Vaccines will be administered by Nicole Beasley who has a BAgSc and is trained in administration of poultry vaccines and experienced Veterinary Nurse Emily Wells.  Chickens who appear ill will not be vaccinated and will be referred to a Veterinarian.

 Money raised from this event goes directly to Rosie's Hospice of Compassion to help cover medical expenses of sick, injured and abused chickens. 

This is what is included in your booking fee: 
Vaccination against Fowl Pox 

About Fowl Pox :Fowl Pox is a very painful slow developing viral infection affecting both chickens and turkeys. It is quite common throughout Australia, especially in summer, when flies and mosquitoes are everywhere.

Symptoms: A chicken infected with Fowl Pox will be quieter than usual, may eat less and may show symptoms of respiratory illness. After a few days lesions will begin to form on any non-feathered areas of a chicken’s body.

There are two forms of fowl pox. Chickens affected with the dry form of Fowl Pox will develop small bumps or raised areas which eventually pop open and secrete pus which hardens into a crusty scab. Chickens affected with the wet form of Fowl Pox will also develop lesions. These lesions will typically affect the inside of an infected bird’s mouth, throat and trachea or on the conjunctiva of a bird’s eye. A chicken’s trachea may appear reddened and inflamed. The wet form is the more serious form of the two due to the fact that as the lesions grow and develop they may block air coming into the trachea causing suffocation. 

Vaccination: Your chicken will receive this vaccination via a needle prick in the webbing of their wing. A positive take showing that the vaccination was successful, is indicated by swelling or formation of a nodular lesion or scab at the site of inoculation. Swelling and scabs will appear about 6 days post vaccination and  disappear at about 2 weeks following vaccination. 

Vaccination against Infectious Laryngotracheitis (ILT)

About ILT: This disease which is caused by a herpes virus most commonly occurs in mature hens. The disease is present in Australia and last year 4000 hens were tragically  ordered to be euthanised by RSPCA in NSW due to this disease in a commercial facility in Lakesland.

Symptoms: Usually the first noticeable sign is watery eyes. Affected birds remain quiet because breathing is difficult. Coughing, sneezing, and shaking of the head to dislodge exudate plugs in the windpipe follow. Birds extend their head and neck to facilitate breathing and gape. Inhalation produces a wheezing and gurgling sound. Blood-tinged exudates and serum clots are expelled from the trachea of affected birds. Many birds die from asphyxiation due to a blockage of the trachea when the tracheal plug is freed.

Vaccination: Your chicken will receive this vaccination via an eye drop.

Vaccination against Marek's Disease

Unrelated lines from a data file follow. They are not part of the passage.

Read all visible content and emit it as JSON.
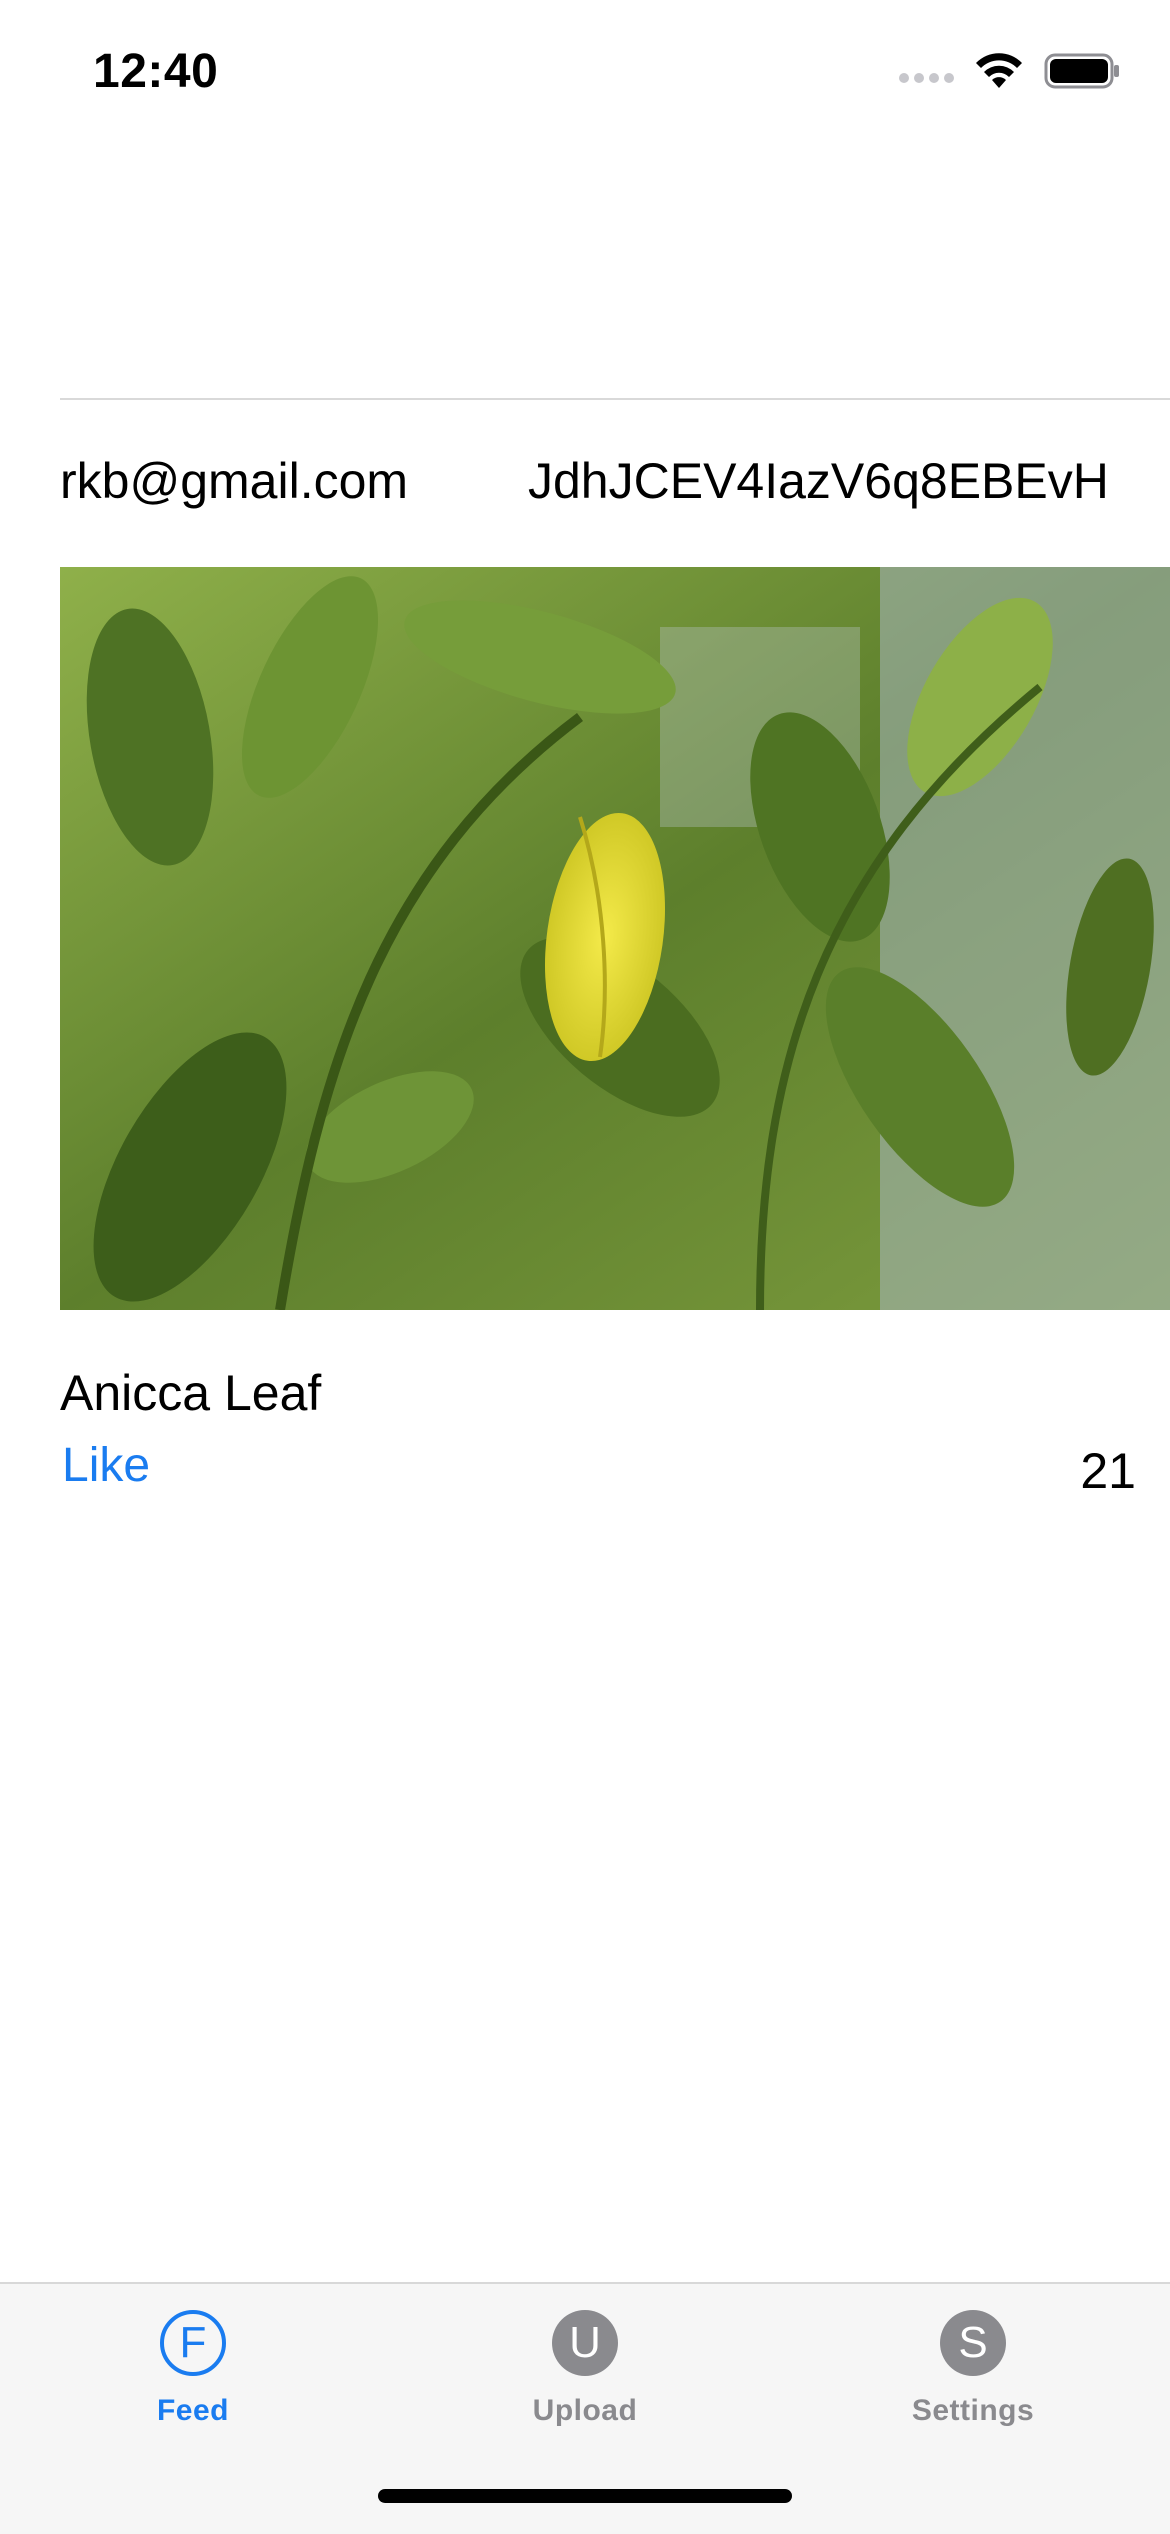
{
  "status_bar": {
    "time": "12:40",
    "icons": [
      "signal-icon",
      "wifi-icon",
      "battery-icon"
    ]
  },
  "post": {
    "email": "rkb@gmail.com",
    "post_id": "JdhJCEV4IazV6q8EBEvH",
    "image": "green-leaves-with-yellow-leaf-photo",
    "caption": "Anicca Leaf",
    "like_label": "Like",
    "like_count": "21"
  },
  "tab_bar": {
    "tabs": [
      {
        "letter": "F",
        "label": "Feed",
        "active": true
      },
      {
        "letter": "U",
        "label": "Upload",
        "active": false
      },
      {
        "letter": "S",
        "label": "Settings",
        "active": false
      }
    ]
  },
  "colors": {
    "accent": "#1a7cf0",
    "inactive": "#8a8a8e",
    "tab_bar_bg": "#f6f6f6"
  }
}
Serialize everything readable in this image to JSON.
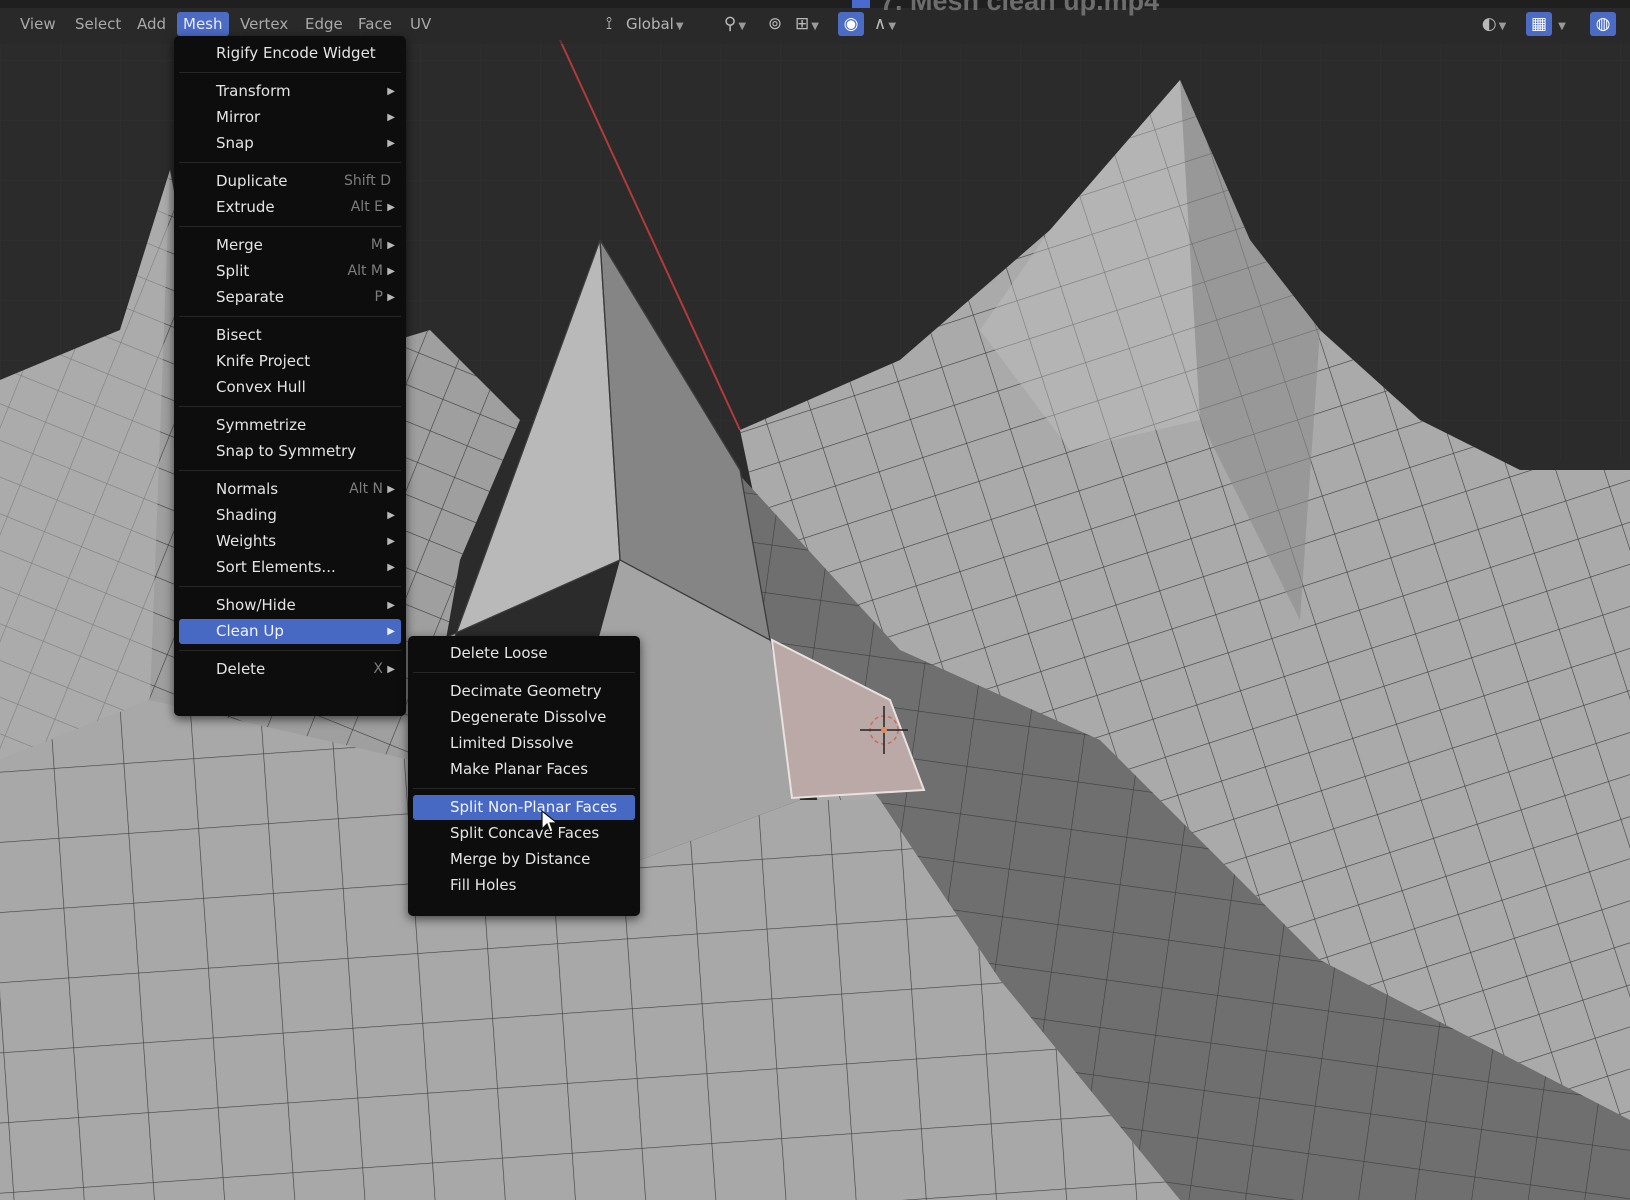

About Marek's Disease: Marek's disease is caused by a highly contagious herpes virus. It can be a problem in household flocks in Australia that are not vaccinated.This disease may also affect turkeys, pheasants, quail and game birds but is less common.

Symptoms: Marek's disease affects the nervous system causing  paralysis of the legs, wings and neck; loss of weight and occasionally eye lesions and vision impairment. Marek's can also cause tumours in the major internal organs of chickens. Birds may show signs of depression, paralysis, appetite loss, weight loss, anaemia (pale combs), dehydration (shrunken combs) and sometimes diarrhoea. Some birds die without any signs being noticed.


Vaccination: Your chicken will receive this vaccination by subcutaneous injection 

Treatment for intestinal parasites 

About Intestinal parasites of chickens: Common intestinal parasites are round worms, capillary worm and tapeworm. Gape worm is a nasty parasite that affects the respiratory tract.

Symptoms:  can include: worms in eggs, abnormal droppings, (diarrhea, foamy-looking, etc) weight loss, pale comb/wattles, listlessness, abnormal droppings, dirty vent feathers, worms in droppings or throat, gasping, head-stretching and shaking, reduced egg production and sudden death.

Treatment: Your chicken will be treated with Ivermectin drops of the back of their neck

Treatment for External  Parasites